In the early days as a sommelier, being black and young, or a “baby somm” as he jokes, meant Harris had to work extra hard to prove his expertise. “I remember passing Certified and getting that little purple and bronze pin and thinking: I have to wear this every day on the floor for multiple reasons. One of the main ones was I want people to know — at a glance — he knows what he’s talking about.” Harkening back to the lesson that he and many black youth are taught, “It’s still very true — work twice as hard — we have to be on our game 100%, all the time.”
By looking at this accomplished food and beverage professional, you would never know that as a kid growing up on Chicago’s South Side, Harris was a self-proclaimed picky eater. “I was the kid that grew up eating chicken fingers and fries and BBQ sauce until I was 21.” It wasn’t until he was exposed to different foods prepared in different ways that he began to shed his picky eater ways. “At Grace, I remember never liking beets and there was a dish that Chef Duffy put on, and it was beets, and I remember being like ‘Wait a minute. This is a beet? I can eat this all the time! I’ve never had a beet like this.’”
Exposure is also very important when it comes to showing black youth different careers outside of traditional norms. African-American consumers are one of the fastest growing demographics in wine, yet outdated perceptions about careers in the food and beverage industry, especially the wine industry, still exist for some within black communities. “There is still that stigma [of] that’s not what we do because it’s not playing ball or being in music, so you can’t make any money in that — it’s not true at all,” says Harris. “I’m able to travel the world because of this juice that’s in a bottle.”
And the absence of mainstream media coverage of black women and men in wine and fine dining tells a false narrative that Harris disputes, “We are out there, across the city and across the country. We are out there and making it happen.”
Connecting with and supporting the careers of other black wine professionals is very important to Harris and he encourages young black women and men to consider joining the wine industry. “It’s doable. We do have a place in this community.” His advice, “Never give up. Push, knock down doors, knock on doors, study, study, study.” And equally important, “At the end of the day, have fun.

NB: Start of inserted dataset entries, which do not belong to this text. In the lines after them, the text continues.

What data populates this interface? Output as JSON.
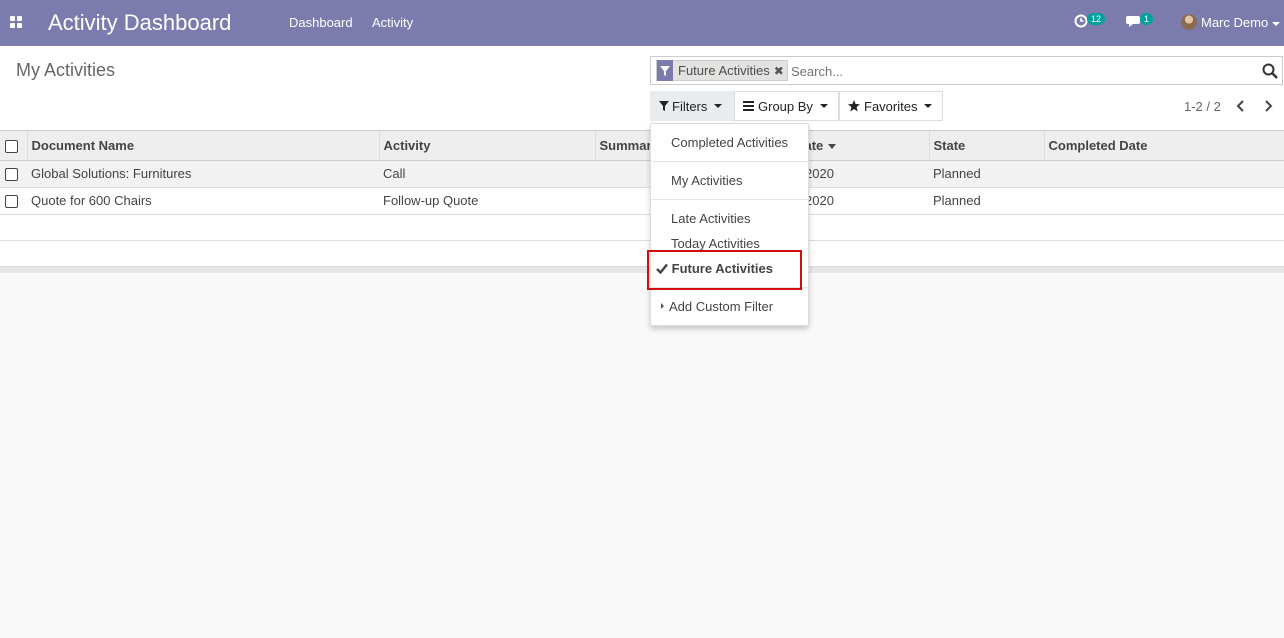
{
  "navbar": {
    "brand": "Activity Dashboard",
    "menu": [
      {
        "label": "Dashboard"
      },
      {
        "label": "Activity"
      }
    ],
    "activities_badge": "12",
    "messages_badge": "1",
    "user_name": "Marc Demo",
    "accent_color": "#7c7bad"
  },
  "control_panel": {
    "breadcrumb": "My Activities",
    "search": {
      "facet_value": "Future Activities",
      "placeholder": "Search..."
    },
    "buttons": {
      "filters": "Filters",
      "group_by": "Group By",
      "favorites": "Favorites"
    },
    "pager": "1-2 / 2"
  },
  "list": {
    "columns": [
      "Document Name",
      "Activity",
      "Summary",
      "Due Date",
      "State",
      "Completed Date"
    ],
    "visible_headers": {
      "document": "Document Name",
      "activity": "Activity",
      "summary": "Summar",
      "due_date": "ate",
      "state": "State",
      "completed": "Completed Date"
    },
    "rows": [
      {
        "document": "Global Solutions: Furnitures",
        "activity": "Call",
        "due_date": "2020",
        "state": "Planned"
      },
      {
        "document": "Quote for 600 Chairs",
        "activity": "Follow-up Quote",
        "due_date": "2020",
        "state": "Planned"
      }
    ]
  },
  "filters_dropdown": {
    "items": {
      "completed": "Completed Activities",
      "my": "My Activities",
      "late": "Late Activities",
      "today": "Today Activities",
      "future": "Future Activities",
      "custom": "Add Custom Filter"
    },
    "selected": "Future Activities",
    "highlight_color": "#d10f0f"
  }
}
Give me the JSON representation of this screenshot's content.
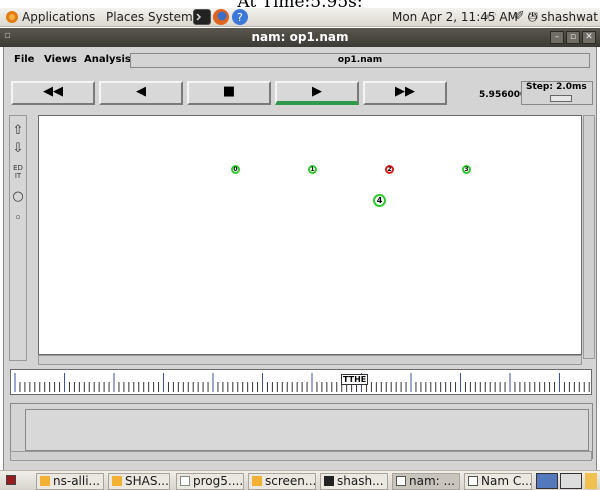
{
  "caption": "At Time:5.95s:",
  "top_panel": {
    "menus": [
      "Applications",
      "Places",
      "System"
    ],
    "clock": "Mon Apr  2, 11:45 AM",
    "user": "shashwat"
  },
  "window": {
    "title": "nam: op1.nam",
    "menu_items": [
      "File",
      "Views",
      "Analysis"
    ],
    "filename": "op1.nam",
    "controls": [
      "◀◀",
      "◀",
      "■",
      "▶",
      "▶▶"
    ],
    "time": "5.956000",
    "step": "Step: 2.0ms"
  },
  "tools": [
    "⇧",
    "⇩",
    "ED IT",
    "○",
    "◦"
  ],
  "nodes": [
    {
      "id": "0",
      "color": "#2ecc2e"
    },
    {
      "id": "1",
      "color": "#2ecc2e"
    },
    {
      "id": "2",
      "color": "#e01b1b"
    },
    {
      "id": "3",
      "color": "#2ecc2e"
    },
    {
      "id": "4",
      "color": "#2ecc2e"
    }
  ],
  "timeline": {
    "marker": "TTHE"
  },
  "taskbar": [
    "ns-alli...",
    "SHAS...",
    "prog5....",
    "screen...",
    "shash...",
    "nam: ...",
    "Nam C..."
  ]
}
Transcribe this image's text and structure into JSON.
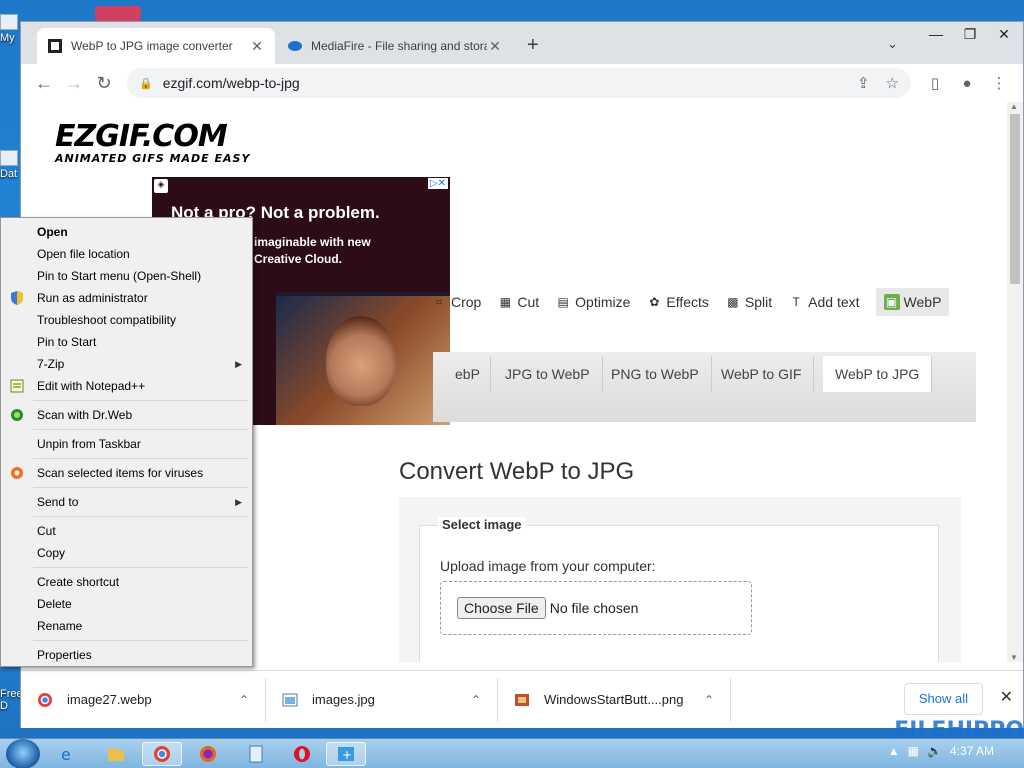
{
  "desktop": {
    "icons": [
      {
        "label": "My"
      },
      {
        "label": "Dat"
      },
      {
        "label": "Free D"
      }
    ],
    "watermark": "FILEHIPPO"
  },
  "browser": {
    "tabs": [
      {
        "title": "WebP to JPG image converter",
        "icon": "ezgif-icon"
      },
      {
        "title": "MediaFire - File sharing and stora",
        "icon": "mediafire-icon"
      }
    ],
    "new_tab_symbol": "+",
    "window_controls": {
      "minimize": "—",
      "maximize": "❐",
      "close": "✕"
    },
    "url": "ezgif.com/webp-to-jpg"
  },
  "page": {
    "logo": {
      "title": "EZGIF.COM",
      "tagline": "ANIMATED GIFS MADE EASY"
    },
    "ad": {
      "headline": "Not a pro? Not a problem.",
      "body_line1": "imaginable with new",
      "body_line2": "Creative Cloud.",
      "badge": "▷✕"
    },
    "tools": [
      {
        "label": "Crop",
        "icon": "crop-icon"
      },
      {
        "label": "Cut",
        "icon": "cut-icon"
      },
      {
        "label": "Optimize",
        "icon": "optimize-icon"
      },
      {
        "label": "Effects",
        "icon": "effects-icon"
      },
      {
        "label": "Split",
        "icon": "split-icon"
      },
      {
        "label": "Add text",
        "icon": "text-icon"
      },
      {
        "label": "WebP",
        "icon": "webp-icon",
        "active": true
      }
    ],
    "subtabs": [
      {
        "label": "ebP"
      },
      {
        "label": "JPG to WebP"
      },
      {
        "label": "PNG to WebP"
      },
      {
        "label": "WebP to GIF"
      },
      {
        "label": "WebP to JPG",
        "active": true
      }
    ],
    "heading": "Convert WebP to JPG",
    "form": {
      "legend": "Select image",
      "upload_label": "Upload image from your computer:",
      "choose_button": "Choose File",
      "file_status": "No file chosen"
    }
  },
  "downloads": {
    "items": [
      {
        "name": "image27.webp",
        "icon": "chrome-icon"
      },
      {
        "name": "images.jpg",
        "icon": "image-file-icon"
      },
      {
        "name": "WindowsStartButt....png",
        "icon": "png-file-icon"
      }
    ],
    "show_all": "Show all"
  },
  "context_menu": {
    "items": [
      {
        "label": "Open",
        "bold": true
      },
      {
        "label": "Open file location"
      },
      {
        "label": "Pin to Start menu (Open-Shell)"
      },
      {
        "label": "Run as administrator",
        "icon": "shield-icon"
      },
      {
        "label": "Troubleshoot compatibility"
      },
      {
        "label": "Pin to Start"
      },
      {
        "label": "7-Zip",
        "submenu": true
      },
      {
        "label": "Edit with Notepad++",
        "icon": "notepad-icon"
      },
      {
        "label": "Scan with Dr.Web",
        "icon": "drweb-icon"
      },
      {
        "label": "Unpin from Taskbar"
      },
      {
        "label": "Scan selected items for viruses",
        "icon": "avast-icon"
      },
      {
        "label": "Send to",
        "submenu": true
      },
      {
        "label": "Cut"
      },
      {
        "label": "Copy"
      },
      {
        "label": "Create shortcut"
      },
      {
        "label": "Delete"
      },
      {
        "label": "Rename"
      },
      {
        "label": "Properties"
      }
    ]
  },
  "taskbar": {
    "clock": "4:37 AM"
  }
}
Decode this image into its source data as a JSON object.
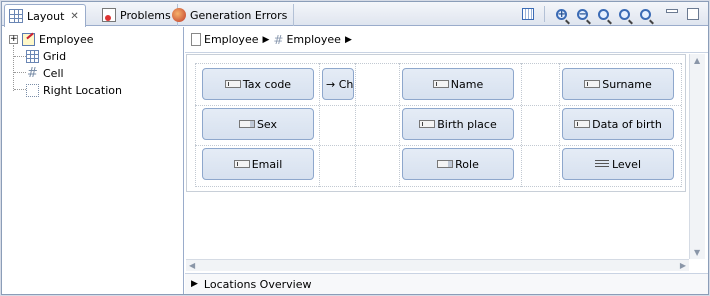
{
  "tabs": [
    {
      "label": "Layout",
      "icon": "layout-grid-icon",
      "active": true
    },
    {
      "label": "Problems",
      "icon": "problems-icon",
      "active": false
    },
    {
      "label": "Generation Errors",
      "icon": "generation-errors-icon",
      "active": false
    }
  ],
  "toolbar": {
    "icons": [
      "locate-icon",
      "zoom-in-icon",
      "zoom-out-icon",
      "zoom-fit-icon",
      "zoom-reset-icon",
      "zoom-area-icon"
    ],
    "zoom_in_glyph": "+",
    "zoom_out_glyph": "−"
  },
  "tree": {
    "items": [
      {
        "label": "Employee",
        "icon": "employee-form-icon"
      },
      {
        "label": "Grid",
        "icon": "grid-icon"
      },
      {
        "label": "Cell",
        "icon": "cell-icon"
      },
      {
        "label": "Right Location",
        "icon": "location-icon"
      }
    ],
    "expander": "+"
  },
  "breadcrumb": {
    "items": [
      {
        "label": "Employee",
        "icon": "document-icon"
      },
      {
        "label": "Employee",
        "icon": "hash-icon"
      }
    ]
  },
  "cells": [
    {
      "label": "Tax code",
      "icon": "text-field-icon"
    },
    {
      "label": "→ Ch",
      "icon": ""
    },
    {
      "label": "Name",
      "icon": "text-field-icon"
    },
    {
      "label": "Surname",
      "icon": "text-field-icon"
    },
    {
      "label": "Sex",
      "icon": "combo-box-icon"
    },
    {
      "label": "Birth place",
      "icon": "text-field-icon"
    },
    {
      "label": "Data of birth",
      "icon": "text-field-icon"
    },
    {
      "label": "Email",
      "icon": "text-field-icon"
    },
    {
      "label": "Role",
      "icon": "combo-box-icon"
    },
    {
      "label": "Level",
      "icon": "list-icon"
    }
  ],
  "overview": {
    "label": "Locations Overview"
  },
  "colors": {
    "accent": "#8ea7cc",
    "cell_bg": "#dfe7f2",
    "frame": "#8b9db8"
  }
}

You have to have fun. Every day is a party. I’m having so much fun where I’m at right now, and with the people I work with.” Harris points to a bottle of bubbles on the table, “This is meant to be fun, not meant to sit on a wall and not be consumed.”
Today, Harris sees wine becoming more accessible and consumers having a thirst for wine knowledge. He also sees changes in the attitudes of younger sommeliers, “As the younger generation of sommeliers has started to take over and not be so buttoned up, having that air of ‘you don’t know what you’re talking about, I’m the sommelier,’ has definitely shifted and dissipated.”
"I love being able to talk about beverages and I want to share that enjoyment with people. Beverages are one of the most intimidating portions of being in a restaurant and anything I can do as a sommelier to make that portion of your experience less intimidating, then I did my job…that’s one of the things that makes me warm and fuzzy inside."
The journey that started out as a college student making ends meet turned out to be a career that Harris never imagined. Many of the food and beverage people that he connected with early on now have major accomplishments under their belts, too. “It’s fun to see the people that I was working with at Grace that are now executive chefs or GMs or partners at restaurants,” says Harris. “I’ve been lucky to work with a lot of talented chefs and staffs in the city at very well-known places.” Almost pinching himself as he reflects, “This is so unbelievable. This cannot be my life.”